=== Task data ===
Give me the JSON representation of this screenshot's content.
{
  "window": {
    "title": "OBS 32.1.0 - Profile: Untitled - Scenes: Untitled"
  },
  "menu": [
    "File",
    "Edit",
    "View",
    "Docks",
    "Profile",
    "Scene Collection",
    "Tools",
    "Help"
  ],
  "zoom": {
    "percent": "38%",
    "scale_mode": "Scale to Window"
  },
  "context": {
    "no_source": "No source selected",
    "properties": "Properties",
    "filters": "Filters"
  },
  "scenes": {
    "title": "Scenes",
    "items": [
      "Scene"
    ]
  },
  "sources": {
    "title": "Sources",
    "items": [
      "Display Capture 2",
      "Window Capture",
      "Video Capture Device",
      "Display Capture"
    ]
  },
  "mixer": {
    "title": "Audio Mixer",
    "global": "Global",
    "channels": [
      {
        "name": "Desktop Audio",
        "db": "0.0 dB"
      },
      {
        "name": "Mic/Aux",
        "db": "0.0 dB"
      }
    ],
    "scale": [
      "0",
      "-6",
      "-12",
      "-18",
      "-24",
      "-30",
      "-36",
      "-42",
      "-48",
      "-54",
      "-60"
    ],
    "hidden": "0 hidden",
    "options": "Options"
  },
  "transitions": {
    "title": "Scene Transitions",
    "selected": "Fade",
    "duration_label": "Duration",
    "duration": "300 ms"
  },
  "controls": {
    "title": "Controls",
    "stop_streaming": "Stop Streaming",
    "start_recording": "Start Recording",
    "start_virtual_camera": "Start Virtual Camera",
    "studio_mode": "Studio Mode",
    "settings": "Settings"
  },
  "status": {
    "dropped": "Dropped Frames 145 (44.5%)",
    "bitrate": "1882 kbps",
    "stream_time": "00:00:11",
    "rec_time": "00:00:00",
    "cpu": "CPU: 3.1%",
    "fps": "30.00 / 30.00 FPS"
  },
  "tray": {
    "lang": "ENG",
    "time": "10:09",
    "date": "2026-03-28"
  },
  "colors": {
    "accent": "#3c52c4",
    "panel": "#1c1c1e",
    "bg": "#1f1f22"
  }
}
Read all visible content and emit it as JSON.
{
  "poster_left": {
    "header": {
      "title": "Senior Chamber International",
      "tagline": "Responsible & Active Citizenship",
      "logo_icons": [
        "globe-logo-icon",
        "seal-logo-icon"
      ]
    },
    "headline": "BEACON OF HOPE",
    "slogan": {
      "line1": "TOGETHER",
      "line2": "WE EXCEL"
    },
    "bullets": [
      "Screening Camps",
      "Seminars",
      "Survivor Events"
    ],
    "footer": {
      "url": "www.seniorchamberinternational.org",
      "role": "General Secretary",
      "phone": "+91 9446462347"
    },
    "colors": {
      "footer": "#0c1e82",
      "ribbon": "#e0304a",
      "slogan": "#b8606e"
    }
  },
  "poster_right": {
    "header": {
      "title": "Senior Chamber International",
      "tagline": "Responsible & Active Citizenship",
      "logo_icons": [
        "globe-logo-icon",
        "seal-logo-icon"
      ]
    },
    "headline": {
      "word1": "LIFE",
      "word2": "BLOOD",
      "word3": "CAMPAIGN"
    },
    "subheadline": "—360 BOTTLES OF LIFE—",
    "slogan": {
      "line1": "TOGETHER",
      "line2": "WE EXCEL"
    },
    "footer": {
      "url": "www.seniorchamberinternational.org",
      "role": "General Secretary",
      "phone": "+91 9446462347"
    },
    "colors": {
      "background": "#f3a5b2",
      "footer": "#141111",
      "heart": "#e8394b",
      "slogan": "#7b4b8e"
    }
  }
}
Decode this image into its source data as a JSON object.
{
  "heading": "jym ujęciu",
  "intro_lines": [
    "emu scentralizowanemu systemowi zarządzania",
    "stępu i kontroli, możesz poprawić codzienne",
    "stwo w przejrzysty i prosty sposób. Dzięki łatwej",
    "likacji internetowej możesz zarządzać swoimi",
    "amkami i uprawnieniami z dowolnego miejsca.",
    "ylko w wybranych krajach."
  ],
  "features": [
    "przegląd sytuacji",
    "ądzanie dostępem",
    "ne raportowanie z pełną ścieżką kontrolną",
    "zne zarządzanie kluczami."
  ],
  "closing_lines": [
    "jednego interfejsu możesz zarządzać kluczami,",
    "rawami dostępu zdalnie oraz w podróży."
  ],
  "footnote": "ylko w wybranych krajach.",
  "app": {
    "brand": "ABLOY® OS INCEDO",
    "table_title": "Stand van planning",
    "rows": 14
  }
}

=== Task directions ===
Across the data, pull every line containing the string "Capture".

=== Answer to the problem ===
      "Display Capture 2",
      "Window Capture",
      "Video Capture Device",
      "Display Capture"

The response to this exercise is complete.